Visual interpretation and linear regression analysis of the lightcurve to determine the rate of decay following maximum brightness identifies a number of distinct changes in the rates of decline in the apparent magnitude of the SN.
Among globular clusters, the brightest stars have about the same luminosity, but their apparent magnitude largely depends on distance.
Among those profiled areAaAaAeAeAaAeAeA Annie Jump Cannon, who created the Har Classification Scheme that organizes stars by their apparent magnitude and Sally Ride, the first American woman in space.
Books tend to list the apparent magnitude at around 7, suggesting it is an easy object, though for many years it was considered to be quite a tricky test.
The expansion of the Universe adds up to the Euclidean distance, and therefore the apparent magnitude of the source of light is fainter than if no expansion was present.
Since the observed median apparent magnitude is 14.2, the star should be 45,000 light years from the sun....
These include: time of appearance (UT); apparent magnitude (brightness); type (shower member, or random, 'background' sporadic); constellation in which seen; presence and duration of any persistent train.

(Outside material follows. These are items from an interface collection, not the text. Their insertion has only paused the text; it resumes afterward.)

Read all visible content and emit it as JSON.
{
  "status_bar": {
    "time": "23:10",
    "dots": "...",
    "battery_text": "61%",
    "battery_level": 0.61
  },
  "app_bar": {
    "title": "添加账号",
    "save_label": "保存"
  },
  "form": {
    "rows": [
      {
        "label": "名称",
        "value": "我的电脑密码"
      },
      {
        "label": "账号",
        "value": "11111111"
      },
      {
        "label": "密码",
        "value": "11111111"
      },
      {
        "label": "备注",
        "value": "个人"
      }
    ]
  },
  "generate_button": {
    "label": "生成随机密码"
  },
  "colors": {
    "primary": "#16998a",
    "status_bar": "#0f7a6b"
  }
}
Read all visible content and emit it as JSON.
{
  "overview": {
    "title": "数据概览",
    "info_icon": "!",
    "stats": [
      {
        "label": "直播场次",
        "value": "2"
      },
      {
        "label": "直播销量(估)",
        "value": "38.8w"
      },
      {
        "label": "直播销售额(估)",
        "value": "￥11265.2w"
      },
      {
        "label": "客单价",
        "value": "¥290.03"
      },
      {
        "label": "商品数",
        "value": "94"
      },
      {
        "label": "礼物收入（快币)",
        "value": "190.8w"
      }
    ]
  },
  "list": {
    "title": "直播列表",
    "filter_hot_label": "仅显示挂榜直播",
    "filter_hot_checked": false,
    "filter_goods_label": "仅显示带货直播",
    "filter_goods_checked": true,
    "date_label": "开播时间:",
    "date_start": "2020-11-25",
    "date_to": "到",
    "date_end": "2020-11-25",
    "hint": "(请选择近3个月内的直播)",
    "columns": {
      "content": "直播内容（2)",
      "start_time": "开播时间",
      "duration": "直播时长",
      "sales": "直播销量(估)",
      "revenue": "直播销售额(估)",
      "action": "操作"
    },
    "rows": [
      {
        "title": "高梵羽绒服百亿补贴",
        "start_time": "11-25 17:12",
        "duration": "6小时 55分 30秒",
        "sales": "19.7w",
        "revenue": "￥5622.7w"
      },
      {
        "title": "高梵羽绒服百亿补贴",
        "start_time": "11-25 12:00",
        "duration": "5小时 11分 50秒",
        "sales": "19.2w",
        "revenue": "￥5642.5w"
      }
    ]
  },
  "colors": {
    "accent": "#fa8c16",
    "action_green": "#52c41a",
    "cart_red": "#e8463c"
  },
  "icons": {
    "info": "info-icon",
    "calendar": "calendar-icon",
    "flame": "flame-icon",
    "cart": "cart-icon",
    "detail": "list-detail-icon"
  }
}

With apparent magnitude V~ 17.5 at 51AU distance, it is the third brightest member of the Kuiper Belt after Pluto and 2005 FY9 (Makemake).
The connection between colour perception and apparent magnitude is well illustrated by the following anecdote.